The Tokyo Olympics have been postponed until 2021 due to coronavirus, ending weeks of speculation over whether they would go ahead in July.
The International Olympic Committee (IOC) made the decision after Japanese Prime Minister Shinzo Abe asked for the Games to be postponed for one year in response to the global disruption caused by the COVID-19 pandemic.
Abe told reporters: “We agreed that a postponement would be the best way to ensure that the athletes are in peak condition when they compete and to guarantee the safety of the spectators.”
The IOC and the Tokyo 2020 Organising Committee said in a joint statement that the Games “must be rescheduled to a date beyond 2020 but not later than summer 2021, to safeguard the health of the athletes, everybody involved in the Olympic Games and the international community”.
Just a few days ago, the IOC insisted there were no plans to delay. Canada and Australia, however, said this week that they would not send athletes to the Games.
Kirstine Stewart, Head of Shaping the Future of Media, Entertainment and Culture at the World Economic Forum, said: “The organisers of the Games ultimately faced little option but to take this decision, which is necessary to protect the health and safety of athletes and supporters, as well as the immense supporting industries that contribute to the running of the Games — from content production to hospitality.”
It is a major blow to the media industry. Stewart said: “The television sector — which has been challenged for a while by streaming video on-demand services — is the most obviously impacted. Live sports represent one of the most important programming opportunities for broadcasters in terms of the ability to bring in advertising revenue and attract and retain subscribers. Already, billions of dollars of the most popular advertising inventory have vanished as a result of the suspension of the major sports leagues around the world.”
It is particularly tough for a TV network to replace the Olympics in its schedule.
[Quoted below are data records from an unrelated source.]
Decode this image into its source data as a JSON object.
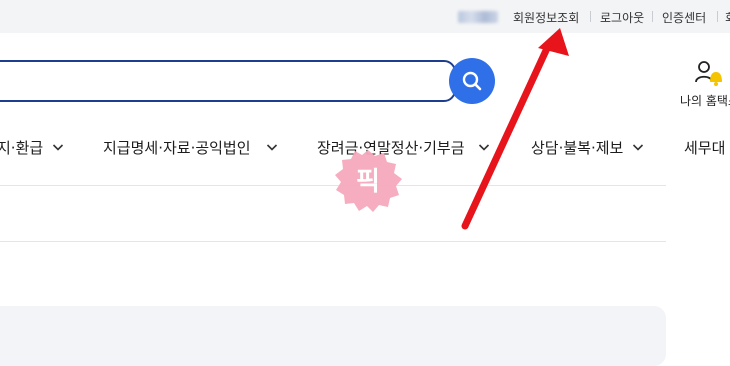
{
  "topbar": {
    "member_info": "회원정보조회",
    "logout": "로그아웃",
    "cert_center": "인증센터",
    "cut_link": "회"
  },
  "search": {
    "value": "",
    "button_icon": "search-icon"
  },
  "my_home": {
    "label": "나의 홈택스",
    "icon": "person-bell-icon"
  },
  "nav": {
    "items": [
      {
        "label": "지·환급"
      },
      {
        "label": "지급명세·자료·공익법인"
      },
      {
        "label": "장려금·연말정산·기부금"
      },
      {
        "label": "상담·불복·제보"
      },
      {
        "label": "세무대"
      }
    ]
  },
  "overlay": {
    "sticker_text": "픽",
    "sticker_color": "#f6a9bd",
    "arrow_color": "#e8141b"
  },
  "colors": {
    "accent": "#2f6fe8",
    "search_border": "#1f3d8f"
  }
}
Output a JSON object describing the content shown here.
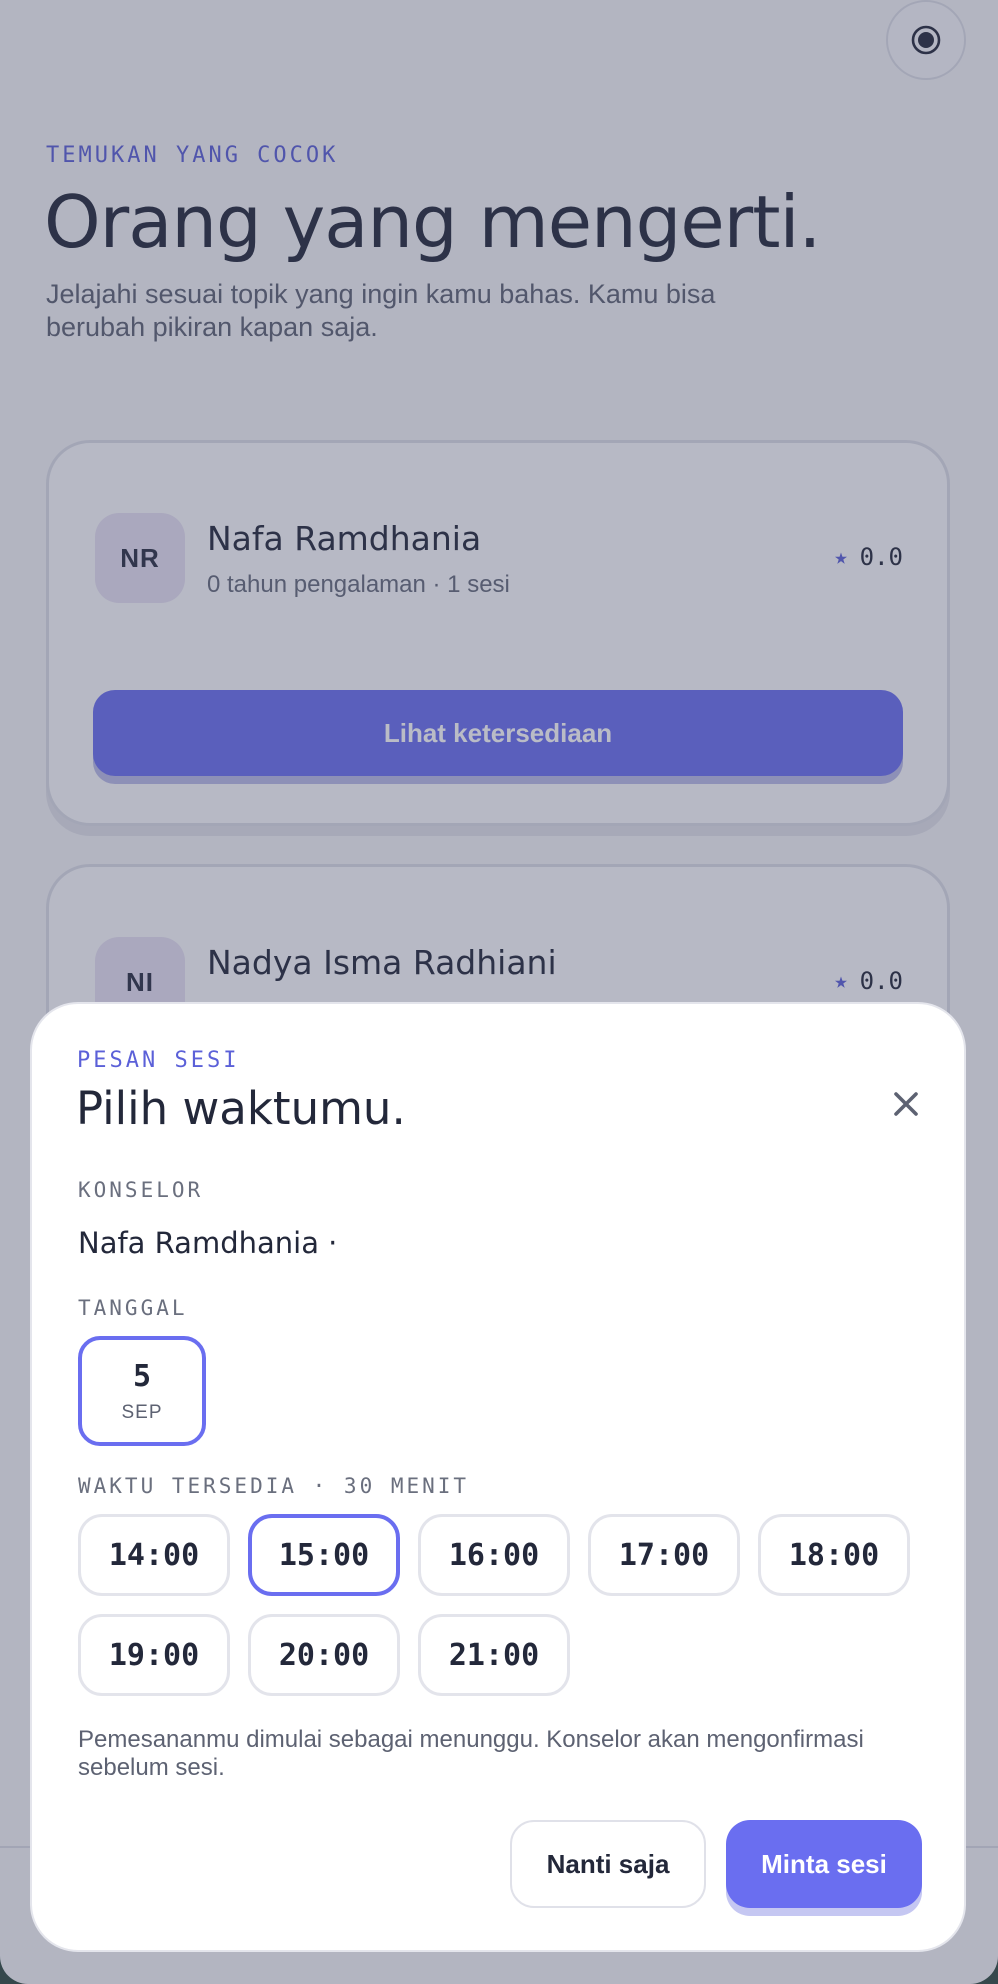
{
  "page": {
    "eyebrow": "TEMUKAN YANG COCOK",
    "title": "Orang yang mengerti.",
    "subtitle": "Jelajahi sesuai topik yang ingin kamu bahas. Kamu bisa berubah pikiran kapan saja."
  },
  "theme_toggle": {
    "icon": "radio-dot-icon"
  },
  "counselors": [
    {
      "initials": "NR",
      "name": "Nafa Ramdhania",
      "meta": "0 tahun pengalaman · 1 sesi",
      "rating_star": "★",
      "rating": "0.0",
      "action_label": "Lihat ketersediaan"
    },
    {
      "initials": "NI",
      "name": "Nadya Isma Radhiani",
      "rating_star": "★",
      "rating": "0.0"
    }
  ],
  "booking": {
    "eyebrow": "PESAN SESI",
    "title": "Pilih waktumu.",
    "close_icon": "close-icon",
    "counselor_label": "KONSELOR",
    "counselor_value": "Nafa Ramdhania ·",
    "date_label": "TANGGAL",
    "dates": [
      {
        "day": "5",
        "month": "SEP",
        "selected": true
      }
    ],
    "time_label": "WAKTU TERSEDIA · 30 MENIT",
    "slots": [
      "14:00",
      "15:00",
      "16:00",
      "17:00",
      "18:00",
      "19:00",
      "20:00",
      "21:00"
    ],
    "selected_slot": "15:00",
    "note": "Pemesananmu dimulai sebagai menunggu. Konselor akan mengonfirmasi sebelum sesi.",
    "later_label": "Nanti saja",
    "request_label": "Minta sesi"
  },
  "colors": {
    "accent": "#6a6ef0",
    "eyebrow": "#5b60d8",
    "text": "#23283a",
    "muted": "#5d6272"
  }
}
Stewart says: “In the US, perhaps the most lucrative market, NBCUniversal has booked more than $1.25 billion in ad sales against around 7,000 hours of content across TV, streaming and social media. And it’s not just broadcasters that will be looking for ways to respond, major brands are also going to be hit because sponsoring and advertising during the Olympics is their way of connecting with a global audience.”
Some 3.6 billion people watched the most recent Summer Games, held in Rio de Janiero in 2016. Stewart says: “In these difficult times, the postponement of the Games is also a blow to consumers. The entire economy is going through a massive shock. Sport has an incredible ability to bring people together and represents ideals we all strive for — leadership, teamwork, personal health, self-reliance and incremental improvement. The unifying power of the Olympics is something all of us will miss (even temporarily) during the difficult situation the world finds itself in.”
Athletes broadly endorsed the delay, given the health risks and disruption to their training as gyms, stadia and swimming pools shut down around the world. Eliud Kipchoge, the Kenyan long-distance runner, was one of many to praise the decision on Twitter.
The Olympic flame has already been lit at Olympia in Greece and carried around Japan in a now-canceled torch relay. It will stay in the host nation until the Games are held. The IOC president Thomas Bach said: “This Olympic flame will be the light at the end of this tunnel.” An “unprecedented challenge for mankind” had inevitably led to an unprecedented challenge for the Games, he said.
It is the first time the Olympic Games have been moved or delayed in their 124-year modern history. Games were cancelled in 1916, 1940 — also a planned Tokyo Games — and 1944, during the First and Second World Wars. Major Cold War boycotts disrupted the Moscow and Los Angeles Games in 1980 and 1984.
This article is curated from the World Economic Forum website.